Winchester's 1876 or Centennial Model rifle was intended from the start as a big game rifle, being chambered for centerfire cartridges ranging from the .40-65 all the way up to the powerful .50-95. First offered in 1876 and displayed at the Centennial Exposition in Philadelphia, Winchester's newest lever-action soon garnered favorable reviews from many experienced American hunters, including one who later served as president, Theodore Roosevelt.
While the standard Model 1876 lever gun loaded through a port on the right side of the receiver, this example is more than a little different. Featuring left-handed loading capability, this 26-inch rifle also has an intriguing one-piece cleaning rod affixed to the side-both custom features that are not reflected in surviving Winchester factory records. Yet this "special" .50-caliber rifle is not marked as the unique creation of any gunsmith, despite the amount of time and effort required to make such a conversion.
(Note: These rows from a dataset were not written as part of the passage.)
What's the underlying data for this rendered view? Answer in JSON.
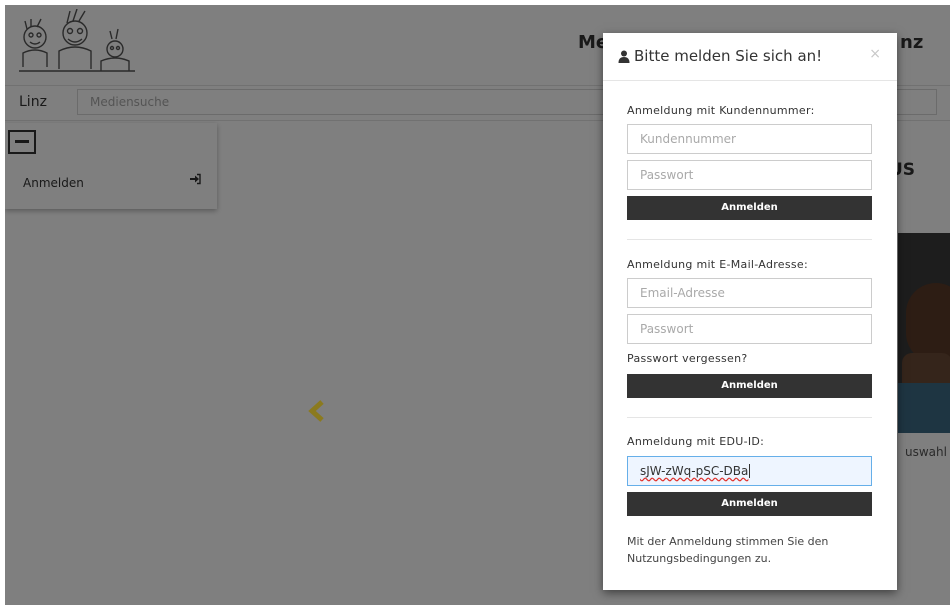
{
  "header": {
    "title": "Me",
    "title_right": "nz"
  },
  "searchbar": {
    "library": "Linz",
    "placeholder": "Mediensuche"
  },
  "sidemenu": {
    "login_label": "Anmelden"
  },
  "content": {
    "section_title_right": "US",
    "selection_label": "uswahl"
  },
  "modal": {
    "title": "Bitte melden Sie sich an!",
    "close": "×",
    "customer_section": {
      "label": "Anmeldung mit Kundennummer:",
      "customer_placeholder": "Kundennummer",
      "password_placeholder": "Passwort",
      "button": "Anmelden"
    },
    "email_section": {
      "label": "Anmeldung mit E-Mail-Adresse:",
      "email_placeholder": "Email-Adresse",
      "password_placeholder": "Passwort",
      "forgot": "Passwort vergessen?",
      "button": "Anmelden"
    },
    "edu_section": {
      "label": "Anmeldung mit EDU-ID:",
      "value": "sJW-zWq-pSC-DBa",
      "button": "Anmelden"
    },
    "terms": "Mit der Anmeldung stimmen Sie den Nutzungsbedingungen zu."
  },
  "icons": {
    "user": "user-icon",
    "close": "close-icon",
    "sign_in": "sign-in-icon",
    "collapse": "minus-square-icon",
    "prev": "chevron-left-icon"
  },
  "colors": {
    "button_bg": "#333333",
    "overlay": "rgba(0,0,0,0.5)",
    "focus_border": "#66afe9",
    "arrow": "#8b7a1e"
  }
}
Loaned to the National Firearms Museum by collector C.L. Werner of Nebraska, this unusual Winchester Model 1876 represents a mystery. Was it made for a Western buffalo hunting trip to be used by the left-handed General Philip Sheridan? Or was it just a special rifle that an unknown gunsmith crafted to reflect his talent? We may never know.